Check each line of the listing below for the string "arrow", then copy every line that has it.

[[ Data supplied open ]]

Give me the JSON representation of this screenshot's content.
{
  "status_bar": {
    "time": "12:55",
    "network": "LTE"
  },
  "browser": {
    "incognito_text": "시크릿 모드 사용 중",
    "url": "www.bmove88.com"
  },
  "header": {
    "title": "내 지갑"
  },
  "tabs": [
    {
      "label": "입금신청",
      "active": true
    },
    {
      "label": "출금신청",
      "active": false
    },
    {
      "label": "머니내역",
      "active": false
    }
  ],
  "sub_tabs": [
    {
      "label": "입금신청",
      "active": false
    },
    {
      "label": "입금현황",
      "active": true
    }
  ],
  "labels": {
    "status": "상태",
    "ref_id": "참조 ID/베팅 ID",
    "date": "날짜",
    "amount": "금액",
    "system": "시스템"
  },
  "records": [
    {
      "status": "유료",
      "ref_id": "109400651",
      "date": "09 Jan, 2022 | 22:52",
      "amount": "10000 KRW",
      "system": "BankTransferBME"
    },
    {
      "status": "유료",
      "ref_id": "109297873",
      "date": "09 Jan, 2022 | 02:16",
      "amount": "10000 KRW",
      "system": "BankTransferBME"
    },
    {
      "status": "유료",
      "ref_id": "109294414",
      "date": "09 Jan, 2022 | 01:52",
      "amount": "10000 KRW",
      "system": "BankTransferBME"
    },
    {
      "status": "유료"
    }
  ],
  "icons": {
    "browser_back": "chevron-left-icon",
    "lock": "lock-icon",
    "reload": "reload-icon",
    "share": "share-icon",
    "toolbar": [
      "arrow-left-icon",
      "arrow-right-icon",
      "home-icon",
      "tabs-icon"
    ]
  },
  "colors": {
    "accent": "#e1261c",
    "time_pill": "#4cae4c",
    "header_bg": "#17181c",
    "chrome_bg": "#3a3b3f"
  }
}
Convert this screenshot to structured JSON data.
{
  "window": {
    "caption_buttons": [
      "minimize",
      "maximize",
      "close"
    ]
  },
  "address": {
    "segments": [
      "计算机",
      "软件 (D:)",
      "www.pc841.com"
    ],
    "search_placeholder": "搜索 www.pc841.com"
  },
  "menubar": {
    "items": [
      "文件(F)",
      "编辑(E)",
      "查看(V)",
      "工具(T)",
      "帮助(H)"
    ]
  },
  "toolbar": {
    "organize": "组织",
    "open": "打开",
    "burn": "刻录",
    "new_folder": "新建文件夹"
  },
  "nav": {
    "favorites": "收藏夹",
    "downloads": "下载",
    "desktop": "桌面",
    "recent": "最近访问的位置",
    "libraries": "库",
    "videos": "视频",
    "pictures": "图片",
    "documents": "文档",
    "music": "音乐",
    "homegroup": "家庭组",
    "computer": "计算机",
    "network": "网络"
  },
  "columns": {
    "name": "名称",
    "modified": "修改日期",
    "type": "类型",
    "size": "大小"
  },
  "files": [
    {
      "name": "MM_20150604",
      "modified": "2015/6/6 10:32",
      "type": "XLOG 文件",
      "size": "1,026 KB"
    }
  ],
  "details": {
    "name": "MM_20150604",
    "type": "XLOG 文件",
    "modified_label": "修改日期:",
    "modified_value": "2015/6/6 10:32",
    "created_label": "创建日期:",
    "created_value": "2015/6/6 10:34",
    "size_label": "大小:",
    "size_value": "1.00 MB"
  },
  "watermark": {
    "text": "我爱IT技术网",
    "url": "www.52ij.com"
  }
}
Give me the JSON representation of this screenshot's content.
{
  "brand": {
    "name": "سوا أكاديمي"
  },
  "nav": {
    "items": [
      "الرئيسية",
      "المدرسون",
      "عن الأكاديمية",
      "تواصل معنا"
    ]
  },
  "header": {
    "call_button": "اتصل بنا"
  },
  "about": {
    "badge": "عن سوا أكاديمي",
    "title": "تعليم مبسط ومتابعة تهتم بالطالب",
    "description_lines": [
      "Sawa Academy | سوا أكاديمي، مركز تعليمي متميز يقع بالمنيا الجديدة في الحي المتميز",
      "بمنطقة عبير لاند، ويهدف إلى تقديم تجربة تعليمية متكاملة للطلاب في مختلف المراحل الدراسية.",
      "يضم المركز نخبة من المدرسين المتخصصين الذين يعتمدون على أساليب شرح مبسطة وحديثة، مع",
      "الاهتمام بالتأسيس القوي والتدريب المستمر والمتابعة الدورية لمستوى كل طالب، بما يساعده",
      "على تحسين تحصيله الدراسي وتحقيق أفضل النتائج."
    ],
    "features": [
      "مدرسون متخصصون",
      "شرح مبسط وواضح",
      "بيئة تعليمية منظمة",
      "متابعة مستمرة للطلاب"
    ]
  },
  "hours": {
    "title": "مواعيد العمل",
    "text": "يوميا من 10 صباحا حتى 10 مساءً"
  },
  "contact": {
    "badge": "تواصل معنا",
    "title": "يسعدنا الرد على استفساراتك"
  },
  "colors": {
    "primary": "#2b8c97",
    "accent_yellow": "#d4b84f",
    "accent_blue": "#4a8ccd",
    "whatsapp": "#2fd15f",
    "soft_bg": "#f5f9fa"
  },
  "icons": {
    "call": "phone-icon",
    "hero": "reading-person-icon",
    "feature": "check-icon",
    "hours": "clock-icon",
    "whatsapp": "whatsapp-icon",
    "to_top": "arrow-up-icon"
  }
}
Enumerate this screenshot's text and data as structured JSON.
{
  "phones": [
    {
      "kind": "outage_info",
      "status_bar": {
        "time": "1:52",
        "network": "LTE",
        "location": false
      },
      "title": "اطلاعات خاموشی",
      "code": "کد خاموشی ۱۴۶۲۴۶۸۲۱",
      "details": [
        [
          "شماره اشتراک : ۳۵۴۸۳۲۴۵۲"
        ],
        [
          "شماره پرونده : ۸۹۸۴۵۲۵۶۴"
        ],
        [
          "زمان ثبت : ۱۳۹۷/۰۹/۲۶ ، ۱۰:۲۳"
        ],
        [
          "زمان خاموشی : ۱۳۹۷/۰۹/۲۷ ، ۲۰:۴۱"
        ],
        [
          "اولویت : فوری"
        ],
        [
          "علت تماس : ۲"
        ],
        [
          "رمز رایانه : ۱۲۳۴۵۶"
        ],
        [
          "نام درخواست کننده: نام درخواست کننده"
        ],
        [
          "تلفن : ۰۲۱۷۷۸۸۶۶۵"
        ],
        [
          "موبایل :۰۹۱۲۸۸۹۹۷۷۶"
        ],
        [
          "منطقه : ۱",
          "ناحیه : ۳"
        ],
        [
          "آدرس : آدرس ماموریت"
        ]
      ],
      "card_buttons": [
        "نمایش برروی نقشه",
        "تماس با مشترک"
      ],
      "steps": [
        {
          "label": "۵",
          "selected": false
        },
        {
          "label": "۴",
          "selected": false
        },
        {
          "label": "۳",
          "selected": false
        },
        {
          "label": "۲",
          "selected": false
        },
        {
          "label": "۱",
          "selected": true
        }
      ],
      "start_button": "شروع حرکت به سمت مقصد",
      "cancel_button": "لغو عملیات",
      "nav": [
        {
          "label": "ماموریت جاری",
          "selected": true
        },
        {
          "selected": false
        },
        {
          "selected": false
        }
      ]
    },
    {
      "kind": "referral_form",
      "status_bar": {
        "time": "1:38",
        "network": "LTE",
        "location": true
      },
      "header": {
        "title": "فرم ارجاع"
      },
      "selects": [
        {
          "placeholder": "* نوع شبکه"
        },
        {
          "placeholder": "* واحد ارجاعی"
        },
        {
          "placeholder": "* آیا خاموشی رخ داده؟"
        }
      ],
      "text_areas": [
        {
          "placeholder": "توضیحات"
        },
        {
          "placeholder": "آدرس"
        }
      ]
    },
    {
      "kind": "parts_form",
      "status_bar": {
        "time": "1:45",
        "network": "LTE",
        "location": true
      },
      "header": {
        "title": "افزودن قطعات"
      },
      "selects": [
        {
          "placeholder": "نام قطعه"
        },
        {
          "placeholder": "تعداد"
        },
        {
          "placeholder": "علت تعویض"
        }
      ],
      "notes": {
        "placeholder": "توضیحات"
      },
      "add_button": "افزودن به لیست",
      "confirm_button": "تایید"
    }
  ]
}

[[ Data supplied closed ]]

# Finished exercise:
      "arrow-left-icon",
      "arrow-right-icon",
    "to_top": "arrow-up-icon"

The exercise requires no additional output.